▸ **What you are asked to do**
Show each line of the records in which the word "every" occurs.

(Records from a collection)
⟨

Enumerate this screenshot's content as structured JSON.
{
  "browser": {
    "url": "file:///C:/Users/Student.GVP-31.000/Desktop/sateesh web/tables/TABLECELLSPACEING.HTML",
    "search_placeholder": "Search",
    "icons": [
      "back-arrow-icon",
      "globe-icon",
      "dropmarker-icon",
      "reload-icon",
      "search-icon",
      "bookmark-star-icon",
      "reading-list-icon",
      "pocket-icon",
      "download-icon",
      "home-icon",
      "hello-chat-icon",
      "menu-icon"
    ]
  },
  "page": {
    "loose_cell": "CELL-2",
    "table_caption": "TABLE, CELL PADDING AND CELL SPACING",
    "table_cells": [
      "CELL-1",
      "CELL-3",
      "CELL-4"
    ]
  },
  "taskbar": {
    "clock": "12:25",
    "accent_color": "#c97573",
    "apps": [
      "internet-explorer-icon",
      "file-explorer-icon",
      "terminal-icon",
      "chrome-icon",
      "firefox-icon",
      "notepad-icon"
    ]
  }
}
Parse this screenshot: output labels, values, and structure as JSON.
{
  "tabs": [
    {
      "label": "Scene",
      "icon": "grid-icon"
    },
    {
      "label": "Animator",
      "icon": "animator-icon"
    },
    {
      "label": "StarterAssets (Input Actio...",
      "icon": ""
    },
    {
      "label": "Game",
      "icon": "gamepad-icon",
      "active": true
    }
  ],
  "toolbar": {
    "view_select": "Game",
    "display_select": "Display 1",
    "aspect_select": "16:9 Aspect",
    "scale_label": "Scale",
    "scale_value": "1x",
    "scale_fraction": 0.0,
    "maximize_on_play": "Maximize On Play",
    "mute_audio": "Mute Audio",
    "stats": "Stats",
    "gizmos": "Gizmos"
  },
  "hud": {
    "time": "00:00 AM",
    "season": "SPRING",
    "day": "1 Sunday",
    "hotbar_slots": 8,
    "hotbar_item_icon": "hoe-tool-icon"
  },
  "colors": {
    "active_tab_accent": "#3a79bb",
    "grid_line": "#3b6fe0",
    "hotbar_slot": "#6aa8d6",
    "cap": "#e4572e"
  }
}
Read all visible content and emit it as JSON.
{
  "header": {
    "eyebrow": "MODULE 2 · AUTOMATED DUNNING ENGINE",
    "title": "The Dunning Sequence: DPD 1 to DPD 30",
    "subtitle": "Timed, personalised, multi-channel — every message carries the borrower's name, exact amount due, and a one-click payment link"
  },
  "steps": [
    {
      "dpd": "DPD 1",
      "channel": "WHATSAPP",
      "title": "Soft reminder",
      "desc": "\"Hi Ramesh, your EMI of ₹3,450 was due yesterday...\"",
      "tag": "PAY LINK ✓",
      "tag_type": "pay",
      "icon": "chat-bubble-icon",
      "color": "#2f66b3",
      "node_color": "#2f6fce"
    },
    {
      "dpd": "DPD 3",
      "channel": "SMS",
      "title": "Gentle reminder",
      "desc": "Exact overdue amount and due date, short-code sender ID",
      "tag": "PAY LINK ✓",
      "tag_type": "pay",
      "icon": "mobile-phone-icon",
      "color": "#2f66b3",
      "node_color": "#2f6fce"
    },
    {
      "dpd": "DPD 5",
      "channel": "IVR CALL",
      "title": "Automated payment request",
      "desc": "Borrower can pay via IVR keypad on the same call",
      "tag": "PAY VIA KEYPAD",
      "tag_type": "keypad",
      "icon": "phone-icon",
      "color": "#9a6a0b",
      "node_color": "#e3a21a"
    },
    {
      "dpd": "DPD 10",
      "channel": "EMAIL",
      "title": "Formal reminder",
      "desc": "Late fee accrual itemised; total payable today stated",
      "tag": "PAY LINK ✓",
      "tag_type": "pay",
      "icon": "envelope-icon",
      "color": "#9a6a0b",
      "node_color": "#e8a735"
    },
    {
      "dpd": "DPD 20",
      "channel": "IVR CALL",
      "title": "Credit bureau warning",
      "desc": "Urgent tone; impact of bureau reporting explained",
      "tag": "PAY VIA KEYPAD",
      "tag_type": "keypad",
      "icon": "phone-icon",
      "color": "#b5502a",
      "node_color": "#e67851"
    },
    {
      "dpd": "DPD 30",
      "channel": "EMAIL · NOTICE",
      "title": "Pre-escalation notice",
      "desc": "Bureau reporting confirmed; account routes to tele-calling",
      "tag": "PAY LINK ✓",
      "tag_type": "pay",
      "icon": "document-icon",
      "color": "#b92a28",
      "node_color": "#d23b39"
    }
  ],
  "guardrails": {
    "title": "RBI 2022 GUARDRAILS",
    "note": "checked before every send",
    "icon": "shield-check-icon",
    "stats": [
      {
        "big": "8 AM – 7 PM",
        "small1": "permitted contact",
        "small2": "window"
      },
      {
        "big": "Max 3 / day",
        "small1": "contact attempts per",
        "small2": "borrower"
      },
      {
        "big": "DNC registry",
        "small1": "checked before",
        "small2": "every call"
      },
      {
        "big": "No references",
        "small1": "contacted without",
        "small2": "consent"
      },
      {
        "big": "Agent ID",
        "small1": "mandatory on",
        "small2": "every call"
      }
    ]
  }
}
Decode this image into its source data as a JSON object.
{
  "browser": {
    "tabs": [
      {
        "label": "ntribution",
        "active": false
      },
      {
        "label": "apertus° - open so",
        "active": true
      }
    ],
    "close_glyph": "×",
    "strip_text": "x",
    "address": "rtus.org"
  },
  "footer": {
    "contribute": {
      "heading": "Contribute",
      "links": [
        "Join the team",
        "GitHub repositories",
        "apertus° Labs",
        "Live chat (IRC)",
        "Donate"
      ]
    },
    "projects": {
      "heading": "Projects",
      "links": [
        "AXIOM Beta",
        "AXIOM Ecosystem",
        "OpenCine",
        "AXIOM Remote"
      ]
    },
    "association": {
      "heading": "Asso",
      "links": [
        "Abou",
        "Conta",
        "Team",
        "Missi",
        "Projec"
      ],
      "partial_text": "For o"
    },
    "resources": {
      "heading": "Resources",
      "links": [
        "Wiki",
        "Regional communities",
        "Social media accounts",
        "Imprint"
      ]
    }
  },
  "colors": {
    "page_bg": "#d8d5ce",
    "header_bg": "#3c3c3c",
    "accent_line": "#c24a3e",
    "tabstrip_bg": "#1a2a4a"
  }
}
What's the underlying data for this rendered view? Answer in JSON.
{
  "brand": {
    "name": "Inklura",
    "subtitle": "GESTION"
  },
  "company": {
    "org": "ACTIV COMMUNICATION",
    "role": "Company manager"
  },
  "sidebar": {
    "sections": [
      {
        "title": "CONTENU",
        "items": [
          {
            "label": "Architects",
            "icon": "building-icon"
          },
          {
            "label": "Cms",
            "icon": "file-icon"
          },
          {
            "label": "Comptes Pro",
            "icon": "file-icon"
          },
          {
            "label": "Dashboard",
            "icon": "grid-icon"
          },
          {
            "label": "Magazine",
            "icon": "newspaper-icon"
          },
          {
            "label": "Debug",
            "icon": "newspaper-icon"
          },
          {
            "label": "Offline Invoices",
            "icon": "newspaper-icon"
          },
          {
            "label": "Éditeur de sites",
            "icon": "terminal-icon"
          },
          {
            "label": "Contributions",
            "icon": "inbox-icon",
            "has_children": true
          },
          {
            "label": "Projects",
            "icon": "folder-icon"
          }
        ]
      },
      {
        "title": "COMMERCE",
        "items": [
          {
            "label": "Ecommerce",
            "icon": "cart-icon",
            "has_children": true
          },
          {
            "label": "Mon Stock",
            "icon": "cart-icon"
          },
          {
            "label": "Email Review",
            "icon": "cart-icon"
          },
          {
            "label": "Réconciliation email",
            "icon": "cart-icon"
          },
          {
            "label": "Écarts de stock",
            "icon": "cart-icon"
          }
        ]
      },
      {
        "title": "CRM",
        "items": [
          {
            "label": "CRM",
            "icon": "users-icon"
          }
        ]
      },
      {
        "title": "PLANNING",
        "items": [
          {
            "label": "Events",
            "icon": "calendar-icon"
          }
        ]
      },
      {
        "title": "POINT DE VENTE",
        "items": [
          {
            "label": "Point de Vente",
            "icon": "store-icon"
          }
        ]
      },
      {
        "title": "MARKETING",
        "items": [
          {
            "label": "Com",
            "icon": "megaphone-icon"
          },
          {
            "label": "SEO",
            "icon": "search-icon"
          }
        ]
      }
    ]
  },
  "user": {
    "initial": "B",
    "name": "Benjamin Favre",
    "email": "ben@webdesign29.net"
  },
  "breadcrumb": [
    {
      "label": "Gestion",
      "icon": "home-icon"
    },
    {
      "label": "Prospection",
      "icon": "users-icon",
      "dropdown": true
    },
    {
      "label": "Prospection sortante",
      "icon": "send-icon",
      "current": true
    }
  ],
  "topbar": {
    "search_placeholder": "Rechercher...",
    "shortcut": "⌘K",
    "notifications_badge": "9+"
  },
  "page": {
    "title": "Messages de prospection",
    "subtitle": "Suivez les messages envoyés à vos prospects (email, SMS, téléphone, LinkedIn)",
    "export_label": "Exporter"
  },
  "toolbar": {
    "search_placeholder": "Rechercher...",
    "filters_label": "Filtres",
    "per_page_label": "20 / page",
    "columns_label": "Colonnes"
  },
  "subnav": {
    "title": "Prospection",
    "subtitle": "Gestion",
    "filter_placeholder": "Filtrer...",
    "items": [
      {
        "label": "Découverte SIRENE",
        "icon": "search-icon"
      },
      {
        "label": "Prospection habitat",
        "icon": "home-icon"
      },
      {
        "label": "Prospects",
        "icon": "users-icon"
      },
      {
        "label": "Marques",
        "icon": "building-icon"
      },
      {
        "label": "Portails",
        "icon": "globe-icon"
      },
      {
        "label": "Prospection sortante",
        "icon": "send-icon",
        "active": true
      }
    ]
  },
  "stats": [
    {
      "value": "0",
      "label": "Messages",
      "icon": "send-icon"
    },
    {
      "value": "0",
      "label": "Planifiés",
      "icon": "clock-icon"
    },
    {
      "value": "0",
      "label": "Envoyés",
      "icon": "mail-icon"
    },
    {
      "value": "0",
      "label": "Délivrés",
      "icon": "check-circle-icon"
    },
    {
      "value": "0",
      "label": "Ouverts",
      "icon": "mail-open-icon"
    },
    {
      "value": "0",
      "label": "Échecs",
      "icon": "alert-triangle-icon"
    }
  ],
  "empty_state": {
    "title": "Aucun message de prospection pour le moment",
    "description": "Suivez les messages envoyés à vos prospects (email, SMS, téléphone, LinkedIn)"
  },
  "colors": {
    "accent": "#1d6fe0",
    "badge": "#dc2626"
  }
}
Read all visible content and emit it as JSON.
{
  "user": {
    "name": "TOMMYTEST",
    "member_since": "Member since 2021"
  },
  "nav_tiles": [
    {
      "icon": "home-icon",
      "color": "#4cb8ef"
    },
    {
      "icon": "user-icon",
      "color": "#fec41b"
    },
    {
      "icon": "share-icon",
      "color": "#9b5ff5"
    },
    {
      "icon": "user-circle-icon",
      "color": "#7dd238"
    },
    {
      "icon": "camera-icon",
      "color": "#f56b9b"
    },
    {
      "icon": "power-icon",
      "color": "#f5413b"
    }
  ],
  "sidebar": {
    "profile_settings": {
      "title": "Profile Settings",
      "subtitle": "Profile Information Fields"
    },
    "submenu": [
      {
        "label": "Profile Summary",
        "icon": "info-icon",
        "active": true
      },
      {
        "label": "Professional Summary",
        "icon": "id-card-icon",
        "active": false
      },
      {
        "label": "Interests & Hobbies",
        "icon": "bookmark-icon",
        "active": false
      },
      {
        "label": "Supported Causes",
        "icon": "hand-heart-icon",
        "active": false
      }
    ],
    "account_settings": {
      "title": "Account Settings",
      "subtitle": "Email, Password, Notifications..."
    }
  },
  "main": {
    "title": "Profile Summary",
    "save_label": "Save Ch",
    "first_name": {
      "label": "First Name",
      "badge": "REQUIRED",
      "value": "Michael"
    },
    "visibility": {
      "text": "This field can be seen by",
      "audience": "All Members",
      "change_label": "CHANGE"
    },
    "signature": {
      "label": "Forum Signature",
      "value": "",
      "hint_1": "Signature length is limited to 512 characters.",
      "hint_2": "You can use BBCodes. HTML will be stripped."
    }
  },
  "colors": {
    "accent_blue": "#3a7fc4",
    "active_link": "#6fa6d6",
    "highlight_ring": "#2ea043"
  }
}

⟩

▸ **Your solution**
    "subtitle": "Timed, personalised, multi-channel — every message carries the borrower's name, exact amount due, and a one-click payment link"
    "note": "checked before every send",
        "small2": "every call"
        "small2": "every call"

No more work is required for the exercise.